• Activity: Which of the lines in the records below hold the string "JSON"? Copy every one of them.

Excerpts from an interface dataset
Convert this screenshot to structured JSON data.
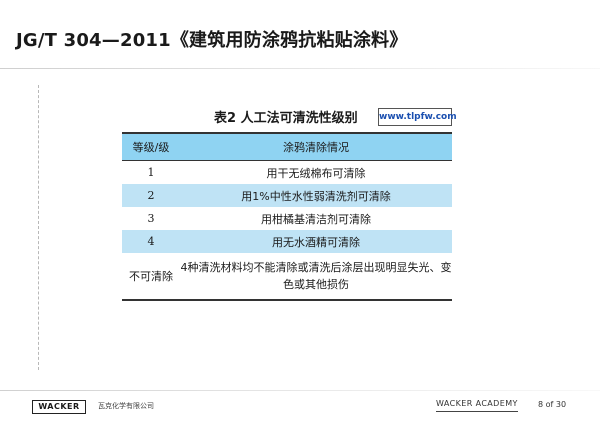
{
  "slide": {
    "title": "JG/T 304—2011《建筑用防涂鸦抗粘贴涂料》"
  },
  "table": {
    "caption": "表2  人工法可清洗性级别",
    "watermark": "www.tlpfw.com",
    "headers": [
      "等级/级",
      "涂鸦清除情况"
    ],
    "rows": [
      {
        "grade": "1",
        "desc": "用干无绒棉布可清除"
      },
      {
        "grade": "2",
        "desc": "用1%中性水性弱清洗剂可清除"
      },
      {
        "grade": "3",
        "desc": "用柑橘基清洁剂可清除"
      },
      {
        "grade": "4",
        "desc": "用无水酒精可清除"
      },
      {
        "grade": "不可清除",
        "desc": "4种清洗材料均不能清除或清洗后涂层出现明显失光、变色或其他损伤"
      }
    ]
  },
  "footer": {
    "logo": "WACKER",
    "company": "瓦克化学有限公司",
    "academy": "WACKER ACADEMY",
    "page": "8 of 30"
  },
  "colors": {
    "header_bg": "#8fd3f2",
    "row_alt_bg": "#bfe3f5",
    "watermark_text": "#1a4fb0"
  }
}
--
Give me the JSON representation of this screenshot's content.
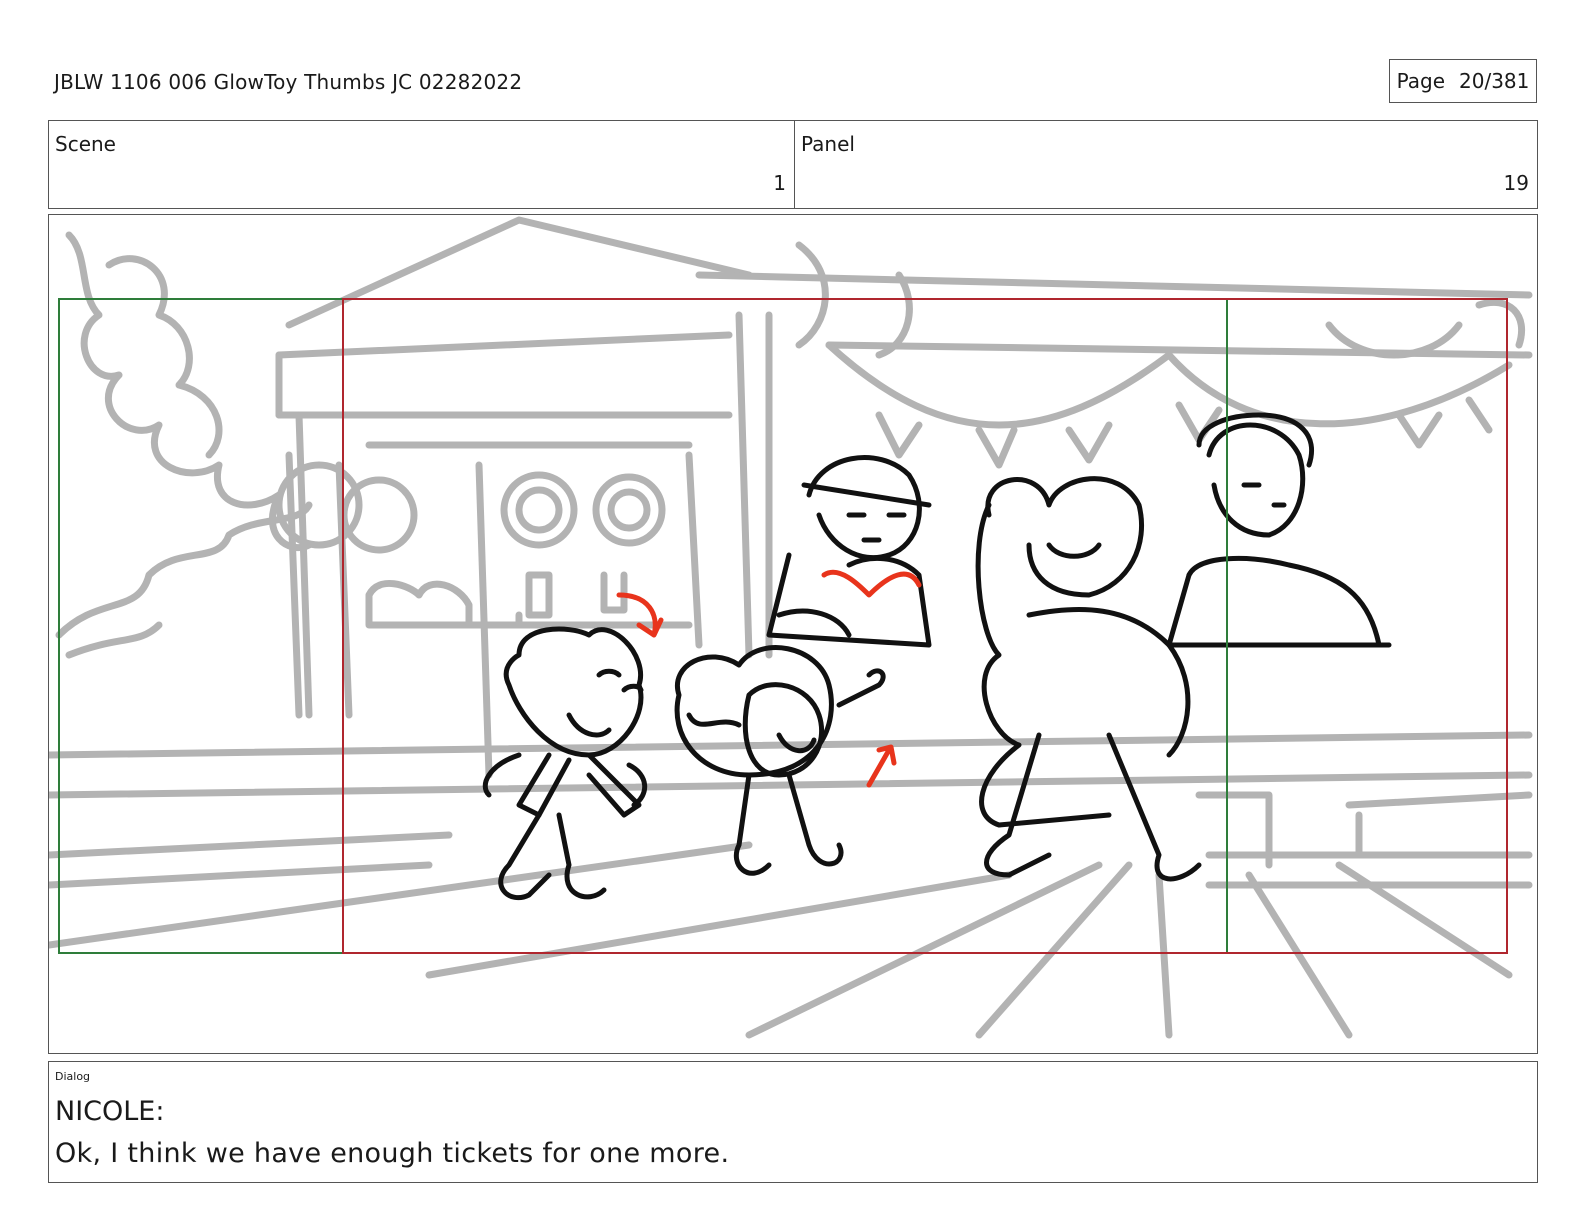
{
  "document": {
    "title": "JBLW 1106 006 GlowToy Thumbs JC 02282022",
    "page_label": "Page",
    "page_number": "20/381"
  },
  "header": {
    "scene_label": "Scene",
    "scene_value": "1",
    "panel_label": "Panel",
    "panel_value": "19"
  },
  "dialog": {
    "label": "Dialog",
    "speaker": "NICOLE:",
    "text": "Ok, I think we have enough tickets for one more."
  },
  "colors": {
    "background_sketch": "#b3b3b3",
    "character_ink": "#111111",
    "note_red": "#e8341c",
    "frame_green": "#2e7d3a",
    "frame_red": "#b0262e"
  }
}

• Solution for this problem:
Convert this screenshot to structured JSON data.
Give me the JSON representation of this screenshot's content.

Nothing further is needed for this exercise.